**Problem requirements**
Pick every line out of the entries below that holds the string "handle", and report them.

**Available records**
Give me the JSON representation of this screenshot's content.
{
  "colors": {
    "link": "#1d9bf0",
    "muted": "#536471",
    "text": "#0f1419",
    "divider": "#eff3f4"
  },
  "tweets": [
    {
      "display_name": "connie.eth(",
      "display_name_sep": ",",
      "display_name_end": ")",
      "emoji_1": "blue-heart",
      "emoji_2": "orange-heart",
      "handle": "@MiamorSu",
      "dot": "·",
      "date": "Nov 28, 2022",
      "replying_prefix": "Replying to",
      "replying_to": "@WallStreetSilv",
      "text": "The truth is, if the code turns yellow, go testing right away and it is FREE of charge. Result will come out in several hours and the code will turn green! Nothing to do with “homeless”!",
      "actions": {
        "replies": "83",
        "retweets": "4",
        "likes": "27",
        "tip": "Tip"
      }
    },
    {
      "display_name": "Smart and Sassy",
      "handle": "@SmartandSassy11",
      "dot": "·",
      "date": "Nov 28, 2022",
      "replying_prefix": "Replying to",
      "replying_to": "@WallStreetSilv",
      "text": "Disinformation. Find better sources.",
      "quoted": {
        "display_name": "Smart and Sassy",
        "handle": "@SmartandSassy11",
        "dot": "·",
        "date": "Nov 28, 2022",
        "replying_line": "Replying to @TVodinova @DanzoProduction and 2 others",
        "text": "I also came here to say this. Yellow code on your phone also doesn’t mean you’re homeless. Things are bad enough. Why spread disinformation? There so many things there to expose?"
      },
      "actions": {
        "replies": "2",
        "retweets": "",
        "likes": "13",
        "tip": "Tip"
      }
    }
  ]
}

**Written solution**
      "handle": "@MiamorSu",
      "handle": "@SmartandSassy11",
        "handle": "@SmartandSassy11",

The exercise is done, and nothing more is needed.